If turning back the tide is not an option, where should organizations start?
Once upon a time, work was very much a nine-to-five thing. Of course there were exceptions – workaholics who couldn't leave the office on time, or those who would struggle home with a briefcase full of papers. However these tended to be the minority and, more importantly, they conducted any late-night working on their own, without being distracted by email, instant messaging, etc. Indeed, it was the thought of no interruptions that often led people to take work home in the first place.
How different things are today. We've heard quite a lot in recent years about "Consumerization" -- that is, how individuals are bringing shiny new devices, handy programs and useful web sites into work. Underlying the phenomenon is a question of price points. When gadgets become cheap enough for a consumer to cost-justify, it will be bought -- particularly if peers already have something similar.
We're seeing similar activity around cloud services and mobile apps, which have become less costly than traditional software, so much so that in many cases people are buying them simply to find out whether they are useful. Some are even adopting a "freemium" model, that is, a zero-cost basic service offering which can then be enhanced, at a cost.
Despite grumblings from IT and the obvious security challenges caused by this uncontrolled adoption, there's a sense of inevitability about it all, linked to the fact that personal technology is evolving faster - much faster - than corporate IT. To try to control such activities would unlikely stop people from doing their own thing. So while no organization wants to propose a free-for-all, most are resigned to the fact that ‘corporate issue’ IT is becoming a thing of the past.
For the organization, the real challenge isn’t about devices, services or applications (which are just tools), but around the data being manipulated and the people doing the work. Consider Dropbox for example, a straightforward file synchronization and sharing utility.
Things become more complicated last year however, when Dropbox changed its terms of service to say that it owned the rights to whatever it stored on its servers. The Dropbox team was quick to clarify what it meant (LINK: http://www.crn.com/news/cloud/231001213/dropbox-moves-to-clear-up-cloud-data-ownership-terms-of-service-confusion.htm), but the example serves to illustrate some of the complexities around business use of a consumer service.
A cursory scan through the terms and conditions of other online tools and hosted services reveals similar complications. For example, Yammer, a hosted collaboration platform, claims no rights over content passed across its service, but does appear to offer the rights to the company owning the network across which content is transmitted. This should set off alarm bells for anyone working on a client site. T’s and C’s around social sites are notoriously dubious when it comes to privacy, and while such sites can be locked down, this requires configuration by each individual user.
Perhaps the policy should be, “If you are sharing corporate data using non-authorized applications or services, then don’t.” But people will, simply because using such tools can make the job so much easier than attempting things ‘the old way’. In other words, simplistic, blanket statements cannot be the response.
Even if such services are accepted and controlled from a business perspective, the flipside is how they enable corporate life to encroach on personal time.
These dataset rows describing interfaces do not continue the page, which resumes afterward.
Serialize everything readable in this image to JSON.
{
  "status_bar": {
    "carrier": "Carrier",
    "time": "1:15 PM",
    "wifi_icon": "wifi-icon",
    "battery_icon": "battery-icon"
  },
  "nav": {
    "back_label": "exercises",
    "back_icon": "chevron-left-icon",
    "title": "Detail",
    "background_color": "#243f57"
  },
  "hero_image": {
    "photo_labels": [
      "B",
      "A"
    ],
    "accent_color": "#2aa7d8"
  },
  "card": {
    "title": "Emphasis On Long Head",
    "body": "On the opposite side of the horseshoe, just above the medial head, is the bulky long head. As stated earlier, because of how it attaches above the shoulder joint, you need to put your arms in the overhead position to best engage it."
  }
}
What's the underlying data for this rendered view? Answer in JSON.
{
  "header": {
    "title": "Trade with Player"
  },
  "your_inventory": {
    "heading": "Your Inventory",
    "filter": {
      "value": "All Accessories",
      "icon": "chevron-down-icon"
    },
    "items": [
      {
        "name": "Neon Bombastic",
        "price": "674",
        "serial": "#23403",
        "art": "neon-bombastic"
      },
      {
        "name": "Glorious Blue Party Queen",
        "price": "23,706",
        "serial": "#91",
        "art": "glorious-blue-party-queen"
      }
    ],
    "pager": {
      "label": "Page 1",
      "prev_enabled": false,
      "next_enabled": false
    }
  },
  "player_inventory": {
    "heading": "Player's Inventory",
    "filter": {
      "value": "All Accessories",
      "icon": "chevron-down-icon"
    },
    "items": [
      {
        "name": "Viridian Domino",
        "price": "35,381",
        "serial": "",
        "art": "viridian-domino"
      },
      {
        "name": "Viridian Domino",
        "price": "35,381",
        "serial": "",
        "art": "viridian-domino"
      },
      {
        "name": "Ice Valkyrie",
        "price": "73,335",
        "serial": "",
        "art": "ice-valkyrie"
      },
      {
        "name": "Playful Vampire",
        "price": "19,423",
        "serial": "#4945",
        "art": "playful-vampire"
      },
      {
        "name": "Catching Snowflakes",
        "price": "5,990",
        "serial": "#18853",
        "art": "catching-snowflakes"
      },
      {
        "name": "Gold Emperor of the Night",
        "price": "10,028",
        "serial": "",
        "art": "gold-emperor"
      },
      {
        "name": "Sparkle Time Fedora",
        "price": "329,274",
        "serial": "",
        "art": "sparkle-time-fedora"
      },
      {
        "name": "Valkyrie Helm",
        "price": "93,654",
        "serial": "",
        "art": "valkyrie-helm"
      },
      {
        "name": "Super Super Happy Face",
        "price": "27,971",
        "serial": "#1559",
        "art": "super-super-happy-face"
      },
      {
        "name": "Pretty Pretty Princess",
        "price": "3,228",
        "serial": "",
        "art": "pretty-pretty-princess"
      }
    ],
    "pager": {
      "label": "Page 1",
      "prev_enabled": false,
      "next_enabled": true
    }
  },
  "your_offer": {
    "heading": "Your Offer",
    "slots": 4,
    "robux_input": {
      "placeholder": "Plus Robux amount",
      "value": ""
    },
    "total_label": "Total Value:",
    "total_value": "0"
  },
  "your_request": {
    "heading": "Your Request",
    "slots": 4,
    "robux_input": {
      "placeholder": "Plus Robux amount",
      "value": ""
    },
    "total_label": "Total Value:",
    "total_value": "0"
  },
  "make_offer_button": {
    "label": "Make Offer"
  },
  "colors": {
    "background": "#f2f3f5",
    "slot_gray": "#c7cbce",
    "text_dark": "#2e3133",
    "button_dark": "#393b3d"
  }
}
Online tools such as Yammer or Skype can be installed on any machine or device -- all they need is a login and a password. Similarly, hosted email and sharing through Exchange or Sharepoint can be accessed from almost anywhere, which means, a home computer can very quickly become a corporate gateway.
We’re still at the beginning of trying to understand the impact this will have. Studies tend to focus (LINK: http://www.orangebox.com/BOOMERS&MILLENNIALS.PDF) on the rising expectations of younger employees, who (we are told) do not see as clear a line between work and home. If this bears out to be true in the longer term, it suggests that any boundaries between work IT and home IT will continue to blur.
If we go back to the fact that this is about the people and the data, even if the needs of people for flexibility and diversity become harder to satisfy, the one absolute that remains will be data. We will never arrive at a point where it is acceptable for patient records to be leaked, for example, or the content of private conversations in the boardroom or with a member of staff.
However, if we have moved away beyond the point of simply saying ‘don’t do it’, we need to get to a place where we actually understand that all data is not equal. For organizations looking for a route map to get them across the minefield that is the future of IT, understanding data, its importance and risks would be as good a place to start as any.